How far is this going to go? This is the question I kept asking myself during In Harm's Way, the third episode of the second season of Telltale Games' adventure series The Walking Dead. While the entire franchise has asked increasingly stressful moral questions about what you have to be willing to do to survive in a world of zombies and madmen always looking out for number one, the latest chapter takes you into such extreme, nihilistic territory that I started to worry about Clementine's soul, not just her skin.
In Harm's Way is one of the more pensive episodes of the season when it comes to exploring character motivation, although there is enough action--especially in the chaotic, bloody conclusion--that it's not exactly My Dinner With Andre. The story picks up right where it left off the last time around, with your band of plucky survivors led by Clem and Kenny in the clutches of the evil Bill Carver, commandant of a group that has set up shop in a very well-stocked former Lowe's, er, Howe's home improvement store. This gang has loads of food and supplies in their makeshift fortress, but also loads of automatic weapons and a dictatorial nutcase at the helm who, as we saw in the last episode, thinks nothing of killing anyone who doesn't agree with him.

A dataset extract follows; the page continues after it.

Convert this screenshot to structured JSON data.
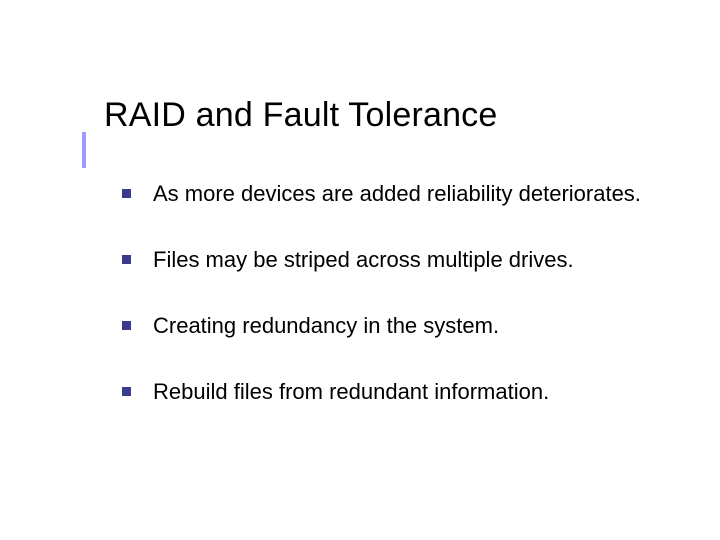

As in the season's earlier episodes, and during most of last season, the plot revolves around Clem continually asking herself how far she is willing to go to help out her fellow survivors. Carver runs the Howe's like a prison camp, but there is no Sgt. Schultz for comic relief. This penitentiary comes complete with forced work details that include looking after walling out the undead and growing vegetables for food. You're placed into many situations where you decide how you're going to treat everyone else. Do you play nice and try to help out others who lack your intestinal fortitude? Or do you do your own thing and risk putting your pals in, you know, harm's way?
Gameplay is on the thin side, with little happening aside from a handful of action moves, but the many dialogue and motivation choices make for strong characterization and story development. Helping other people is the focus of most moral dilemmas, but choosing to do so almost always backfires to the point where someone is maimed or killed. Every personal problem brought me back to the scene in which a dog attacks Clem for a can of food--even if she tries to share it with the initially docile mutt--in an earlier episode. "No good deed goes unpunished" might as well be the subtitle for the whole series.
Here, the apparently docile mutt in question is Clem's new friend Sarah, who's still not adapting well to life on the run from zombies. There are many occasions when you can help her, ignore her, or tell her plainly that she's got to toughen up to survive. I always tried to help her out, to preserve some of Clem's fading empathy, while all along knowing that at some point Sarah was likely going to bite me, too.
The primary drawback with the storytelling is the black/white nature of most characters. Sarah is an annoying whiner; Kenny is devolving back to the old cattiness that made me want to see him dead by the second episode of the first season; and Luke is the earnest young guy who would be the member of the boy band that you would want to take home to meet mom. Others in the supporting cast are barely there. I can't even remember the names of the pregnant woman and the doctor. There is a real danger that characters are becoming too dispensable outside of a core group of two or three. You know Clem is going to make it, along with one or two of her closest companions, but beyond that, everyone might as well be wearing a red shirt and beaming down with Captain Kirk. Carver may be the weakest point. He's a murderous tyrant so openly monstrous that it's impossible to understand how he's still alive. There is this assumption that he's seen as a necessary evil, the bad guy needed to battle the even worse bad guys and monsters just outside the door. But he's really more of a grizzled tough-guy caricature spouting off Ayn Rand-style nonsense. A guy like this would have been shot in the head by one of his henchmen long ago.
Still, even the melodrama mostly works in In Harm's Way. The focus on Clem kept me invested, because even though I saw through some of the supporting cast, I was always concerned about her humanity, which was clearly being chipped away with every choice she made. The episode culminates by involving Clem with the most horrifying and explicit murder in the series so far. You are given a choice here, though. You can stay and watch the atrocity, which is then shown in gruesome detail, right down to the last swing of the crowbar, culminating in a scene so vicious that I was reminded of the torture scene from Grand Theft Auto V. Or you can leave and preserve a modicum of Clem's ability to relate to other human beings. I stayed and watched. Even after playing the nice guy throughout the entire episode, I had to stick around out of a perverse need to rubberneck...and, of course, to see just how far the game would go in depicting what was about to happen. If the world ever recovers, Clem is going to have a lot to share with her shrink.
Telltale Games' zombie extravaganza is continuing to prove that it is every bit the equal of the Robert Kirkman comics, and superior to the AMC TV show. In Harm's Way is a gameplay-light setup episode that mostly positions the characters for the conclusion of this season, but it also descends to new depths while exploring just how far Clementine and her allies are willing to go to stay alive. It's all sad and lonely and suicidally hopeless. But good luck trying to turn away.